Just like the home you live in, I like to think of the heart as having plumbing, electricity, and carpentry. Most diseases of the heart can be traced to a problem in one of these systems. In other words, some heart diseases are due to plumbing problems, others to faulty wiring, and still others to the construction material itself.
A heart attack is caused by a problem in the plumbing. The blood vessels surrounding the heart, called coronary arteries, provide the heart with its very own blood supply, and that is priority one, since nothing can happen if the heart doesn’t have an adequate blood supply. So just as blood leaves the heart to enter the aorta, a tiny amount is immediately diverted into small arteries that feed the heart itself. Airline warnings that remind you to put on your own oxygen prior to assisting others are like an echo of the biological function of these tiny, essential coronary arteries. Just like air travelers, the heart must take its own oxygen first.

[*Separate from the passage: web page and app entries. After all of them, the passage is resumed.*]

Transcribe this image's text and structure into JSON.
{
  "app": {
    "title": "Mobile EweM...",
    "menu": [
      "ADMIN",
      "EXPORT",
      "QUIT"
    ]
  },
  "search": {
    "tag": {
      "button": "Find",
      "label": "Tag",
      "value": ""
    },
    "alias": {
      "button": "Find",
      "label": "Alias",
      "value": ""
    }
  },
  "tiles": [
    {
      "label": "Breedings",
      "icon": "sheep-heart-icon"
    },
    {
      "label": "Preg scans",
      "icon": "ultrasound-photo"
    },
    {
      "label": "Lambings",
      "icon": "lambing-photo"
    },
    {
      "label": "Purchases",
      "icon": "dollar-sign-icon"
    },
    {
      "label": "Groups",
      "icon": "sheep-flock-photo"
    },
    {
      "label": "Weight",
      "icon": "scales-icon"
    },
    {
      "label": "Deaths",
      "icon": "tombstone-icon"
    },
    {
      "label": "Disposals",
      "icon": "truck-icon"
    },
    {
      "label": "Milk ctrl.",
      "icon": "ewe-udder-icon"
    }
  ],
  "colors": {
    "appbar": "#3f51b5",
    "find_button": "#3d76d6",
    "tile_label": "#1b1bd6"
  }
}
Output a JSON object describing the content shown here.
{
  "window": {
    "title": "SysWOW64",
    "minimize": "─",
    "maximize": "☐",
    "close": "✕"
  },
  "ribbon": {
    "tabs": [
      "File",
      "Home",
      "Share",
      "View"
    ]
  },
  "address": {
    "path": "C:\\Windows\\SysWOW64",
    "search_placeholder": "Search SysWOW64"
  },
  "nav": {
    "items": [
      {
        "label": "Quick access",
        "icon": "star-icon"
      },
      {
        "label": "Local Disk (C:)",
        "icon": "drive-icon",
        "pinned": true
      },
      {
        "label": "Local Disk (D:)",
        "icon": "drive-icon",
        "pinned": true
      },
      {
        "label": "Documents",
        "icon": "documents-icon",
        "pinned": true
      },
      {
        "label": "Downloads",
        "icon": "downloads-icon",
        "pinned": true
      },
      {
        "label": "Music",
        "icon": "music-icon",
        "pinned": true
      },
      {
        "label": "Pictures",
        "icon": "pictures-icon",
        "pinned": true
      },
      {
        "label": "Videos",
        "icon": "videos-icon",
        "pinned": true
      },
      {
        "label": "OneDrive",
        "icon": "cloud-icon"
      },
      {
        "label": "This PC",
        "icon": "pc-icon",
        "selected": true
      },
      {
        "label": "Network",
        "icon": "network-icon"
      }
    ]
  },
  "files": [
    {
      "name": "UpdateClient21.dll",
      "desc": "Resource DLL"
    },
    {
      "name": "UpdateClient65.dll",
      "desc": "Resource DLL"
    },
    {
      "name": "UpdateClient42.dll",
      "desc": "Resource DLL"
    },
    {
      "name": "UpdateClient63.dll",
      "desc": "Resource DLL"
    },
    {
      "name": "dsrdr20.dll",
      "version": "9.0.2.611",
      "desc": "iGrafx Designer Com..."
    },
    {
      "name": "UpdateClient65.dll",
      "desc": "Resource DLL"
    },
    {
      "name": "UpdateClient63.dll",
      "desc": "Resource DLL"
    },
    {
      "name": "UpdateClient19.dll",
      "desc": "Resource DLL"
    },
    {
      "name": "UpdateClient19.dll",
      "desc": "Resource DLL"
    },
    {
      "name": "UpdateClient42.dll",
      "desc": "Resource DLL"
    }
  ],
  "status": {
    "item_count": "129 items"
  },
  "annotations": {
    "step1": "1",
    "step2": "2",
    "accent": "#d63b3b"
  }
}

The largest coronary artery, the left main, is usually found in front, at the top of the left ventricle. A branch of the left main, the left anterior descending, continues down the front of the left ventricle. A smaller branch, the circumflex, wraps leftward toward the back. The right coronary artery feeds the right atrium and ventricle. The right side of the heart is smaller than the left, because it needs to pump blood only the short distance to the lungs.
What is a heart attack? A blockage in the coronary arteries. You could have a blockage in a distant part of a tiny branch of a coronary artery. Or you could be extremely unlucky and have a blockage in the left main, or left anterior descending arteries. Cardiologists call these “widow makers,” because they are likely to be disastrous. Have you ever held your arm up high in the air and felt the pain of a compromised blood supply? A heart attack hurts.
Who gets heart attacks? The risk of developing a blockage rises quickly with a number of known risk factors. These include diabetes, hypertension, obesity, high insulin levels, low HDL, high triglycerides, or large amounts of small, dense LDL. Add to these a sedentary lifestyle, and your risk of heart attack goes up fast. Risk factors are not additive, but rather multiplicative. That’s one reason being physically active is an important part of a prescription for reducing the risk of heart attack.
I’ll be honest — on my first day of medical school I could not have told you exactly what a heart attack was. I knew it was caused by some kind of blockage, but I didn’t know exactly where, how, or why. While the research continues to bring us closer to answers, let’s remember that it’s one thing for scientists to understand the basic physiology, and quite another for all of us to be able to talk about it together.
What else can go wrong in a heart? Problems in the electrical conduction system affect the timing of heart muscle contractions. Imagine for just an instant how important it is for the left atrium to contract before the left ventricle. An instant is about how much time your heart has to get this exactly right with each and every squeeze.
Problems in the “carpentry” can affect any heart structure, including the valves and muscles. The heart is a pump with two distinct phases: squeezing and relaxing. A swollen, floppy muscle makes it hard to squeeze properly. A stiff or shrunken muscle might make it hard both to squeeze and relax. Different kinds of problems affect the heart’s pumping ability in different ways, and they are treated with a variety of combinations of medicines, depending on the exact cause.
Illnesses of the heart can be congenital, meaning present from birth, or they can be acquired later, perhaps due to injury, or an infection, or exposure to a toxic chemical or even a vitamin deficiency. Some illnesses, like rheumatic heart disease, affect just a single structure (usually the mitral valve) while others, like longstanding alcohol abuse, can affect the entire heart muscle.
Lots can go wrong, but it usually doesn’t. And lots can be repaired, even if it goes off track temporarily. Continuing to nourish yourself, moving regularly, and relaxing your mind and body will improve the odds that your heart will keep ticking just the way it’s meant to.